  1. It’s (still) the economy, stupid. Where’s the recovery? As it turns out, Connecticut’s economy and budget are both in a bit of a mess. Unemployment has crept back up of late and the General Assembly looks to be coming back to deal with a growing budget deficit. Are we in a recession?There’s no end in sight for this mess for 2018; that said, is the federal tax cut going to trigger some activity?I’m guessing not. I think layoffs and more use of independent contractors may carry the day here. And with that, will we see more lawsuits and more charges of discrimination? Let’s check back in a year.

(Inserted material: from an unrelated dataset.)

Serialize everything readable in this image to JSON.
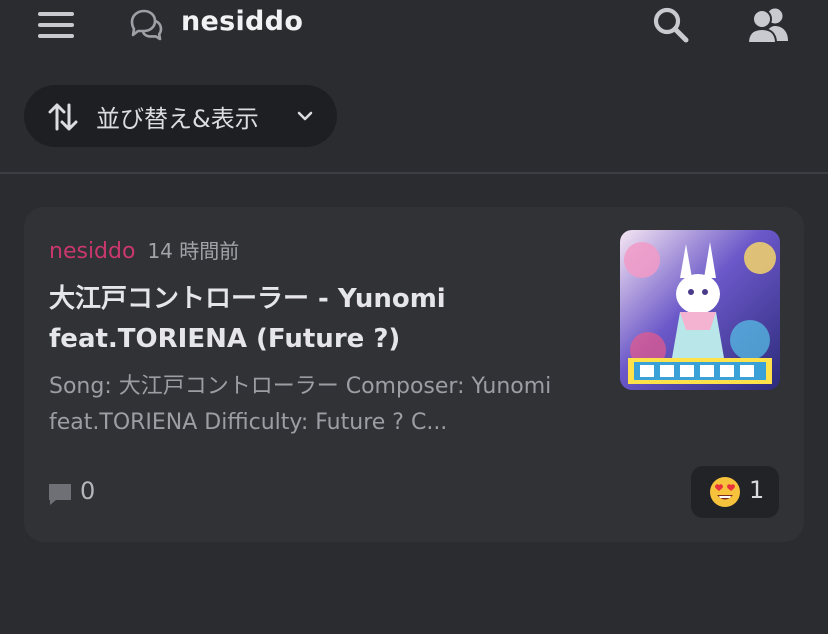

  2. Count on an interesting Connecticut Supreme Court case or two. Each year, the Connecticut Supreme Court releases an employment law decision or two. Some are important to employers; several others are only notable for employment lawyers.This year, there’s one or two cases pending that may be both.  Keep an eye out for MacDermid Inc. v. Leonetti, which was argued in November 2017.  In that case, an employee signed a separation agreement which included a release of a pending workers’ compensation claim for $70,000 or so.  But the employee pursued the workers compensation claim and the Commission (and the Connecticut Supreme Court) found that the agreement didn’t bar the claim. The employer then sought return of the severance and a jury agreed. Now the employee appeals.  My guess: A close call but comparable federal “tender back” rules suggest employee may not need to return the severance for an invalid release. That said, I’m hedging a bit because the case is complicated with lots of briefing so don’t be surprised if a limited exception for the employer here is found.   (I’ll have more on this case in an upcoming post.)And there’s a decision expected in whether religious institutions have immunity from employment discrimination suits under Connecticut law.  Stay tuned.
  3. Less action from the General Assembly than you might think. It’s an election year for Governor. Moreover, the Senate is evenly split.  And if you following polling, the Democrats in the state seem to have some vulnerability.  All that adds up to a legislature that may be less active than you might think.That said, there’s likely to be a discussion about the use of confidentiality provisions in settlements of sexual harassment claims.  And more attacks on the use of non-compete agreements. But like the pregnancy discrimination law that was passed in 2017, expect a compromise that makes any proposal much more palatable to business interests.

So, there you have it.  Three fearless predictions in Connecticut employment law.

In the meantime, I need another cup of coffee this morning. Best wishes for a happy and healthy 2018.